The U.S. Food and Drug Administration (FDA) has implemented stricter guidelines regarding the presence of inorganic arsenic in apple juice. The objective is to reduce children's exposure to environmental contaminants through food, as stated by the agency.

The FDA's latest measure aligns with its decade-old advisory to enhance safety standards by proposing a maximum limit of 10 parts per billion (ppb) for inorganic arsenic levels in apple juice.

Although manufacturers are not required to follow the maximum limit, the FDA will keep testing samples to check for higher levels of arsenic. If samples consistently show higher levels, the FDA may take action against the company, considering the limit along with other factors, CNN reported.

What Is Arsenic and Why Is It Found In Apple Juices?

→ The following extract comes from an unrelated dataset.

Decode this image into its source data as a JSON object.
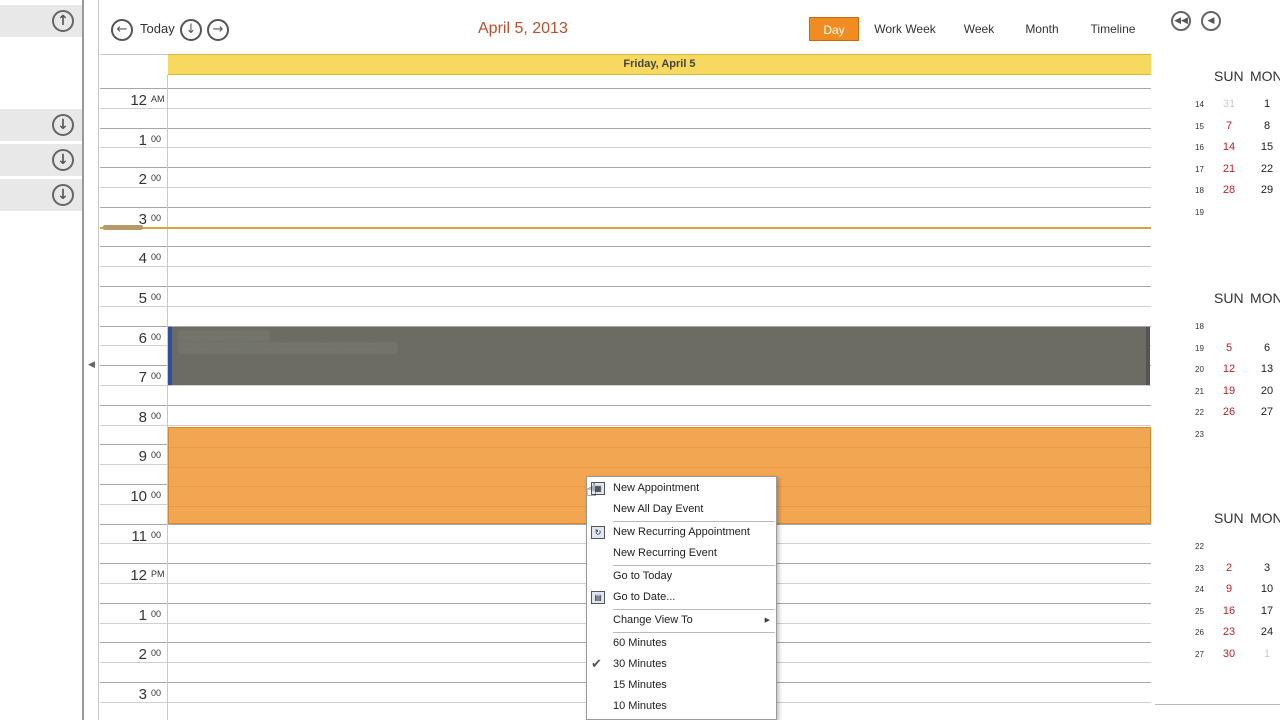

The heavy presence of arsenic and lead in fruit juices is sometimes beyond the control of the manufacturers, according to Consumer Reports. That's because they naturally occur in soil, water and air which can affect the fruits used in creating juices.

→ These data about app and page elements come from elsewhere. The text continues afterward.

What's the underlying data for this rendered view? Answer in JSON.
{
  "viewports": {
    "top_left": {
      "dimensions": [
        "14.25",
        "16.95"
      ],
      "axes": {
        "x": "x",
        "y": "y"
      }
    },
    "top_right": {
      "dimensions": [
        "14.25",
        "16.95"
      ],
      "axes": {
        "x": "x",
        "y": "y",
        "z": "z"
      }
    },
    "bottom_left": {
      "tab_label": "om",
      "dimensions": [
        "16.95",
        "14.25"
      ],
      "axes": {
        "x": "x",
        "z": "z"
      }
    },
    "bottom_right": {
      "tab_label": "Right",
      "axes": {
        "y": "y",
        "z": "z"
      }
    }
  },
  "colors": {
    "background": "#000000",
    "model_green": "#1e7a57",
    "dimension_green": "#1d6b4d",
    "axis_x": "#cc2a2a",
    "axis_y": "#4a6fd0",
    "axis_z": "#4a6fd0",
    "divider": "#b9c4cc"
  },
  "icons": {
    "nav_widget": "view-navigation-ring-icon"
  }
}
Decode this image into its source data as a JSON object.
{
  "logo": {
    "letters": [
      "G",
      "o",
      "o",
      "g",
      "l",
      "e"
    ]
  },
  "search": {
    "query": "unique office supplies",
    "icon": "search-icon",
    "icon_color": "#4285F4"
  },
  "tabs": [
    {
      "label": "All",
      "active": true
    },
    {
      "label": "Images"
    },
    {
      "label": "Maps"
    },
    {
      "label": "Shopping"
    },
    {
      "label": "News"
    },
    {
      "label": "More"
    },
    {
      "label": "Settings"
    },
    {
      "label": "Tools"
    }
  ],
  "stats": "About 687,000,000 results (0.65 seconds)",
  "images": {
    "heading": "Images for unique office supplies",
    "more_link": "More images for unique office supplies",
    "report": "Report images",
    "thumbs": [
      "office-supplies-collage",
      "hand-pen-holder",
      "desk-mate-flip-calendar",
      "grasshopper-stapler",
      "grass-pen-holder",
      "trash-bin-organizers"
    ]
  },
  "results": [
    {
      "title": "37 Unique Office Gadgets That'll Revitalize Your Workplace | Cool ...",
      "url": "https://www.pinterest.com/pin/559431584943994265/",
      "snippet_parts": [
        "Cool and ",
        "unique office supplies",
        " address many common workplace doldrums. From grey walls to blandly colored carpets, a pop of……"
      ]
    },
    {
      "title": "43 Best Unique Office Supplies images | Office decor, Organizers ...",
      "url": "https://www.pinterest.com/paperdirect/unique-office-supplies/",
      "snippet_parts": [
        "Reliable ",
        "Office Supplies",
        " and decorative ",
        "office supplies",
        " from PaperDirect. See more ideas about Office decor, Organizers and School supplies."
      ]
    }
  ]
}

However, the presence of these chemicals in most staple food options has so far raised health concerns, particularly among children and pregnant women. It is for this reason that the FDA hopes to encourage more manufacturers to continue lowering arsenic levels in their products.

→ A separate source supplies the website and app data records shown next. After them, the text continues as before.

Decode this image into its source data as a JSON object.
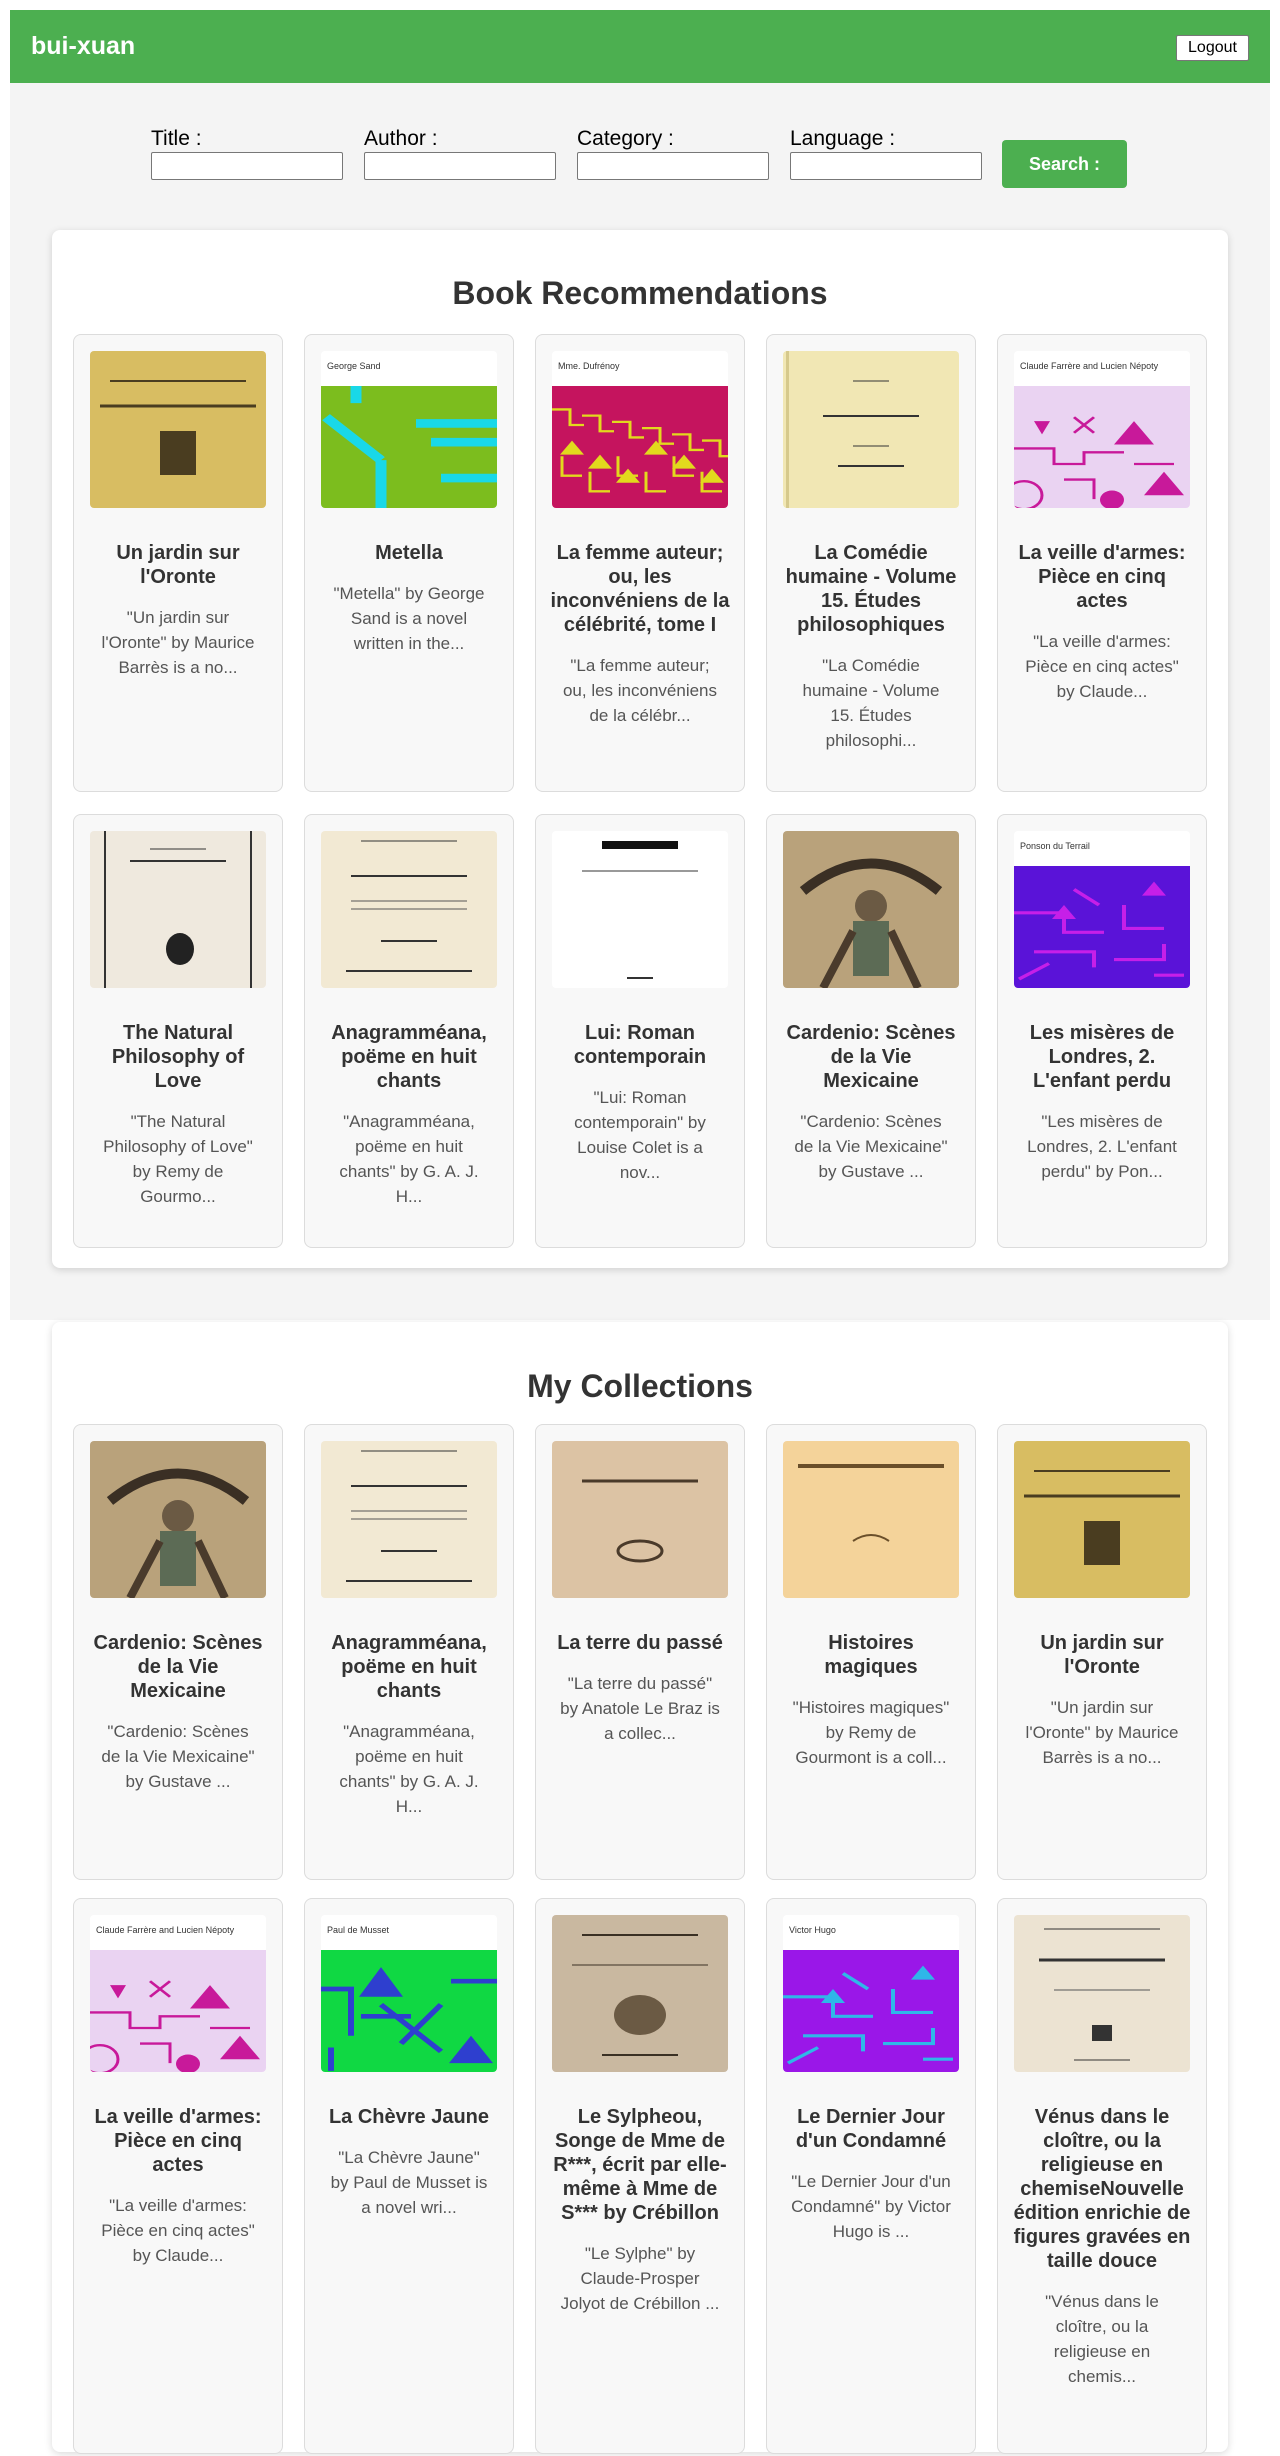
{
  "header": {
    "brand": "bui-xuan",
    "logout_label": "Logout"
  },
  "search": {
    "title_label": "Title :",
    "author_label": "Author :",
    "category_label": "Category :",
    "language_label": "Language :",
    "title_value": "",
    "author_value": "",
    "category_value": "",
    "language_value": "",
    "button_label": "Search :"
  },
  "colors": {
    "accent": "#4caf50"
  },
  "recommendations": {
    "heading": "Book Recommendations",
    "books": [
      {
        "title": "Un jardin sur l'Oronte",
        "description": "\"Un jardin sur l'Oronte\" by Maurice Barrès is a no...",
        "cover": "scan-jardin"
      },
      {
        "title": "Metella",
        "description": "\"Metella\" by George Sand is a novel written in the...",
        "cover": "generated",
        "cover_author": "George Sand"
      },
      {
        "title": "La femme auteur; ou, les inconvéniens de la célébrité, tome I",
        "description": "\"La femme auteur; ou, les inconvéniens de la célébr...",
        "cover": "generated",
        "cover_author": "Mme. Dufrénoy"
      },
      {
        "title": "La Comédie humaine - Volume 15. Études philosophiques",
        "description": "\"La Comédie humaine - Volume 15. Études philosophi...",
        "cover": "scan-balzac"
      },
      {
        "title": "La veille d'armes: Pièce en cinq actes",
        "description": "\"La veille d'armes: Pièce en cinq actes\" by Claude...",
        "cover": "generated",
        "cover_author": "Claude Farrère and Lucien Népoty"
      },
      {
        "title": "The Natural Philosophy of Love",
        "description": "\"The Natural Philosophy of Love\" by Remy de Gourmo...",
        "cover": "scan-gourmont"
      },
      {
        "title": "Anagramméana, poëme en huit chants",
        "description": "\"Anagramméana, poëme en huit chants\" by G. A. J. H...",
        "cover": "scan-anagram"
      },
      {
        "title": "Lui: Roman contemporain",
        "description": "\"Lui: Roman contemporain\" by Louise Colet is a nov...",
        "cover": "scan-lui"
      },
      {
        "title": "Cardenio: Scènes de la Vie Mexicaine",
        "description": "\"Cardenio: Scènes de la Vie Mexicaine\" by Gustave ...",
        "cover": "scan-cardenio"
      },
      {
        "title": "Les misères de Londres, 2. L'enfant perdu",
        "description": "\"Les misères de Londres, 2. L'enfant perdu\" by Pon...",
        "cover": "generated",
        "cover_author": "Ponson du Terrail"
      }
    ]
  },
  "collections": {
    "heading": "My Collections",
    "books": [
      {
        "title": "Cardenio: Scènes de la Vie Mexicaine",
        "description": "\"Cardenio: Scènes de la Vie Mexicaine\" by Gustave ...",
        "cover": "scan-cardenio"
      },
      {
        "title": "Anagramméana, poëme en huit chants",
        "description": "\"Anagramméana, poëme en huit chants\" by G. A. J. H...",
        "cover": "scan-anagram"
      },
      {
        "title": "La terre du passé",
        "description": "\"La terre du passé\" by Anatole Le Braz is a collec...",
        "cover": "scan-terre"
      },
      {
        "title": "Histoires magiques",
        "description": "\"Histoires magiques\" by Remy de Gourmont is a coll...",
        "cover": "scan-histoires"
      },
      {
        "title": "Un jardin sur l'Oronte",
        "description": "\"Un jardin sur l'Oronte\" by Maurice Barrès is a no...",
        "cover": "scan-jardin"
      },
      {
        "title": "La veille d'armes: Pièce en cinq actes",
        "description": "\"La veille d'armes: Pièce en cinq actes\" by Claude...",
        "cover": "generated",
        "cover_author": "Claude Farrère and Lucien Népoty"
      },
      {
        "title": "La Chèvre Jaune",
        "description": "\"La Chèvre Jaune\" by Paul de Musset is a novel wri...",
        "cover": "generated",
        "cover_author": "Paul de Musset"
      },
      {
        "title": "Le Sylpheou, Songe de Mme de R***, écrit par elle-même à Mme de S*** by Crébillon",
        "description": "\"Le Sylphe\" by Claude-Prosper Jolyot de Crébillon ...",
        "cover": "scan-sylphe"
      },
      {
        "title": "Le Dernier Jour d'un Condamné",
        "description": "\"Le Dernier Jour d'un Condamné\" by Victor Hugo is ...",
        "cover": "generated",
        "cover_author": "Victor Hugo"
      },
      {
        "title": "Vénus dans le cloître, ou la religieuse en chemiseNouvelle édition enrichie de figures gravées en taille douce",
        "description": "\"Vénus dans le cloître, ou la religieuse en chemis...",
        "cover": "scan-venus"
      }
    ]
  }
}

How Much Arsenic Do Apple Juices Usually Have?

Some apple juice samples have tested below 3 ppb and 5 ppb, indicating a decrease in arsenic levels. Unfortunately, others still exceed 10 ppb, which facilitates the possibility of higher contamination.

"Therefore, we are finalizing an action level of 10 ppb because we consider this level achievable with the use of good manufacturing practices," the FDA explained. "As lower arsenic levels are more protective of public health, we expect to revisit this action level as part of the FDA's Closer to Zero action plan."

What Other Chemicals Are In Juices?

As per a 2018 Consumer Reports test, nearly half of the tested fruit juices contained elevated levels of cadmium, inorganic arsenic, and/or lead, suggesting potential health concerns.

Brian Ronholm, food policy director at Consumer Reports, is hopeful about the FDA's recent actions in addressing food chemicals and heavy metals.

"It is encouraging that the FDA has recently undertaken a renewed focus on addressing food chemicals and heavy metals," he said. "Hopefully, the FDA will continue to focus on these issues and monitor and take action if they find troubling levels of inorganic arsenic in apple juice."

Apple Juice.
Apple Juice. Jacob Rickard/Flickr